AIM OF THE TASK → The records sit below. Return every line in them that holds the word "index".

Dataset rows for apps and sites

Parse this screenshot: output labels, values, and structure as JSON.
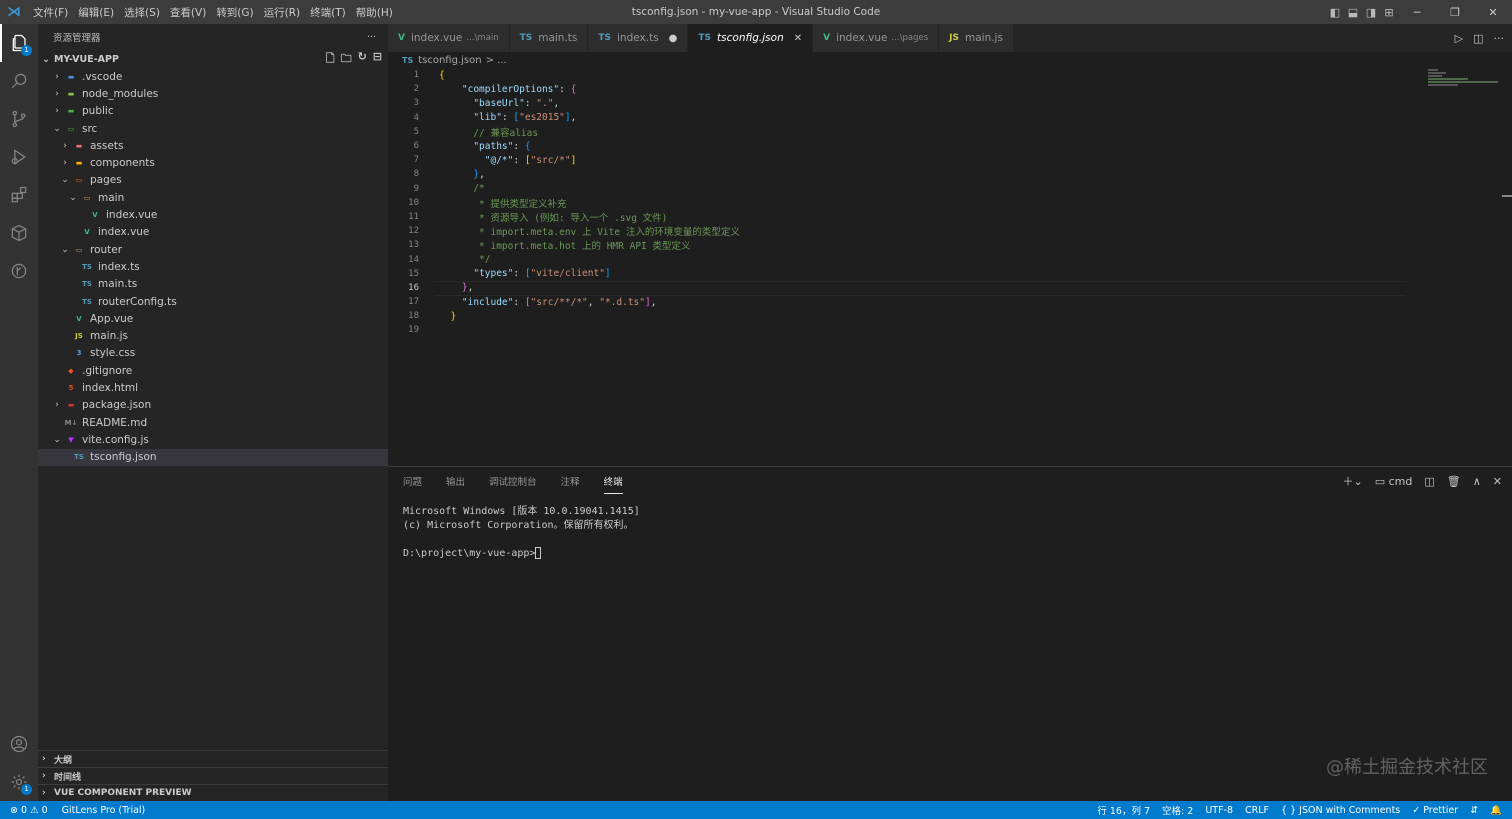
{
  "window": {
    "title": "tsconfig.json - my-vue-app - Visual Studio Code",
    "menu": [
      "文件(F)",
      "编辑(E)",
      "选择(S)",
      "查看(V)",
      "转到(G)",
      "运行(R)",
      "终端(T)",
      "帮助(H)"
    ]
  },
  "activity": {
    "explorer_badge": "1",
    "settings_badge": "1"
  },
  "sidebar": {
    "header": "资源管理器",
    "more": "···",
    "project": "MY-VUE-APP",
    "tree": [
      {
        "label": ".vscode",
        "indent": 0,
        "chev": "›",
        "icon": "folder",
        "color": "#4f8fd8"
      },
      {
        "label": "node_modules",
        "indent": 0,
        "chev": "›",
        "icon": "folder",
        "color": "#8bc34a"
      },
      {
        "label": "public",
        "indent": 0,
        "chev": "›",
        "icon": "folder",
        "color": "#4caf50"
      },
      {
        "label": "src",
        "indent": 0,
        "chev": "⌄",
        "icon": "folder-open",
        "color": "#4caf50"
      },
      {
        "label": "assets",
        "indent": 1,
        "chev": "›",
        "icon": "folder",
        "color": "#e57373"
      },
      {
        "label": "components",
        "indent": 1,
        "chev": "›",
        "icon": "folder",
        "color": "#ffb300"
      },
      {
        "label": "pages",
        "indent": 1,
        "chev": "⌄",
        "icon": "folder-open",
        "color": "#ef6c00"
      },
      {
        "label": "main",
        "indent": 2,
        "chev": "⌄",
        "icon": "folder-open",
        "color": "#c7a46b"
      },
      {
        "label": "index.vue",
        "indent": 3,
        "chev": "",
        "icon": "vue",
        "color": "#41b883"
      },
      {
        "label": "index.vue",
        "indent": 2,
        "chev": "",
        "icon": "vue",
        "color": "#41b883"
      },
      {
        "label": "router",
        "indent": 1,
        "chev": "⌄",
        "icon": "folder-open",
        "color": "#c7a46b"
      },
      {
        "label": "index.ts",
        "indent": 2,
        "chev": "",
        "icon": "ts",
        "color": "#519aba"
      },
      {
        "label": "main.ts",
        "indent": 2,
        "chev": "",
        "icon": "ts",
        "color": "#519aba"
      },
      {
        "label": "routerConfig.ts",
        "indent": 2,
        "chev": "",
        "icon": "ts",
        "color": "#519aba"
      },
      {
        "label": "App.vue",
        "indent": 1,
        "chev": "",
        "icon": "vue",
        "color": "#41b883"
      },
      {
        "label": "main.js",
        "indent": 1,
        "chev": "",
        "icon": "js",
        "color": "#cbcb41"
      },
      {
        "label": "style.css",
        "indent": 1,
        "chev": "",
        "icon": "css",
        "color": "#42a5f5"
      },
      {
        "label": ".gitignore",
        "indent": 0,
        "chev": "",
        "icon": "git",
        "color": "#f4511e"
      },
      {
        "label": "index.html",
        "indent": 0,
        "chev": "",
        "icon": "html",
        "color": "#e44d26"
      },
      {
        "label": "package.json",
        "indent": 0,
        "chev": "›",
        "icon": "npm",
        "color": "#cb3837"
      },
      {
        "label": "README.md",
        "indent": 0,
        "chev": "",
        "icon": "md",
        "color": "#888888"
      },
      {
        "label": "vite.config.js",
        "indent": 0,
        "chev": "⌄",
        "icon": "vite",
        "color": "#bd34fe"
      },
      {
        "label": "tsconfig.json",
        "indent": 1,
        "chev": "",
        "icon": "ts",
        "color": "#519aba",
        "selected": true
      }
    ],
    "sections": [
      "大纲",
      "时间线",
      "VUE COMPONENT PREVIEW"
    ]
  },
  "tabs": [
    {
      "label": "index.vue",
      "desc": "...\\main",
      "icon": "V",
      "color": "#41b883"
    },
    {
      "label": "main.ts",
      "desc": "",
      "icon": "TS",
      "color": "#519aba"
    },
    {
      "label": "index.ts",
      "desc": "",
      "icon": "TS",
      "color": "#519aba",
      "dirty": "●"
    },
    {
      "label": "tsconfig.json",
      "desc": "",
      "icon": "TS",
      "color": "#519aba",
      "active": true,
      "close": "✕"
    },
    {
      "label": "index.vue",
      "desc": "...\\pages",
      "icon": "V",
      "color": "#41b883"
    },
    {
      "label": "main.js",
      "desc": "",
      "icon": "JS",
      "color": "#cbcb41"
    }
  ],
  "breadcrumb": {
    "file": "tsconfig.json",
    "rest": "> ..."
  },
  "code": [
    {
      "n": "1",
      "html": "<span class='b1'>{</span>"
    },
    {
      "n": "2",
      "html": "    <span class='k'>\"compilerOptions\"</span>: <span class='b2'>{</span>"
    },
    {
      "n": "3",
      "html": "      <span class='k'>\"baseUrl\"</span>: <span class='s'>\".\"</span>,"
    },
    {
      "n": "4",
      "html": "      <span class='k'>\"lib\"</span>: <span class='b3'>[</span><span class='s'>\"es2015\"</span><span class='b3'>]</span>,"
    },
    {
      "n": "5",
      "html": "      <span class='c'>// 兼容alias</span>"
    },
    {
      "n": "6",
      "html": "      <span class='k'>\"paths\"</span>: <span class='b3'>{</span>"
    },
    {
      "n": "7",
      "html": "        <span class='k'>\"@/*\"</span>: <span class='b1'>[</span><span class='s'>\"src/*\"</span><span class='b1'>]</span>"
    },
    {
      "n": "8",
      "html": "      <span class='b3'>}</span>,"
    },
    {
      "n": "9",
      "html": "      <span class='c'>/*</span>"
    },
    {
      "n": "10",
      "html": "      <span class='c'> * 提供类型定义补充</span>"
    },
    {
      "n": "11",
      "html": "      <span class='c'> * 资源导入 (例如: 导入一个 .svg 文件)</span>"
    },
    {
      "n": "12",
      "html": "      <span class='c'> * import.meta.env 上 Vite 注入的环境变量的类型定义</span>"
    },
    {
      "n": "13",
      "html": "      <span class='c'> * import.meta.hot 上的 HMR API 类型定义</span>"
    },
    {
      "n": "14",
      "html": "      <span class='c'> */</span>"
    },
    {
      "n": "15",
      "html": "      <span class='k'>\"types\"</span>: <span class='b3'>[</span><span class='s'>\"vite/client\"</span><span class='b3'>]</span>"
    },
    {
      "n": "16",
      "html": "    <span class='b2'>}</span>,",
      "cur": true
    },
    {
      "n": "17",
      "html": "    <span class='k'>\"include\"</span>: <span class='b2'>[</span><span class='s'>\"src/**/*\"</span>, <span class='s'>\"*.d.ts\"</span><span class='b2'>]</span>,"
    },
    {
      "n": "18",
      "html": "  <span class='b1'>}</span>"
    },
    {
      "n": "19",
      "html": ""
    }
  ],
  "panel": {
    "tabs": [
      "问题",
      "输出",
      "调试控制台",
      "注释",
      "终端"
    ],
    "active_tab": "终端",
    "shell": "cmd",
    "terminal_lines": [
      "Microsoft Windows [版本 10.0.19041.1415]",
      "(c) Microsoft Corporation。保留所有权利。",
      "",
      "D:\\project\\my-vue-app>"
    ]
  },
  "watermark": "@稀土掘金技术社区",
  "status": {
    "errors": "⊗ 0",
    "warnings": "⚠ 0",
    "gitlens": "GitLens Pro (Trial)",
    "position": "行 16，列 7",
    "spaces": "空格: 2",
    "encoding": "UTF-8",
    "eol": "CRLF",
    "language": "{ } JSON with Comments",
    "prettier": "✓ Prettier"
  }
}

ANSWER FOR THE TASK →
        "label": "index.vue",
        "label": "index.vue",
        "label": "index.ts",
        "label": "index.html",
      "label": "index.vue",
      "label": "index.ts",
      "label": "index.vue",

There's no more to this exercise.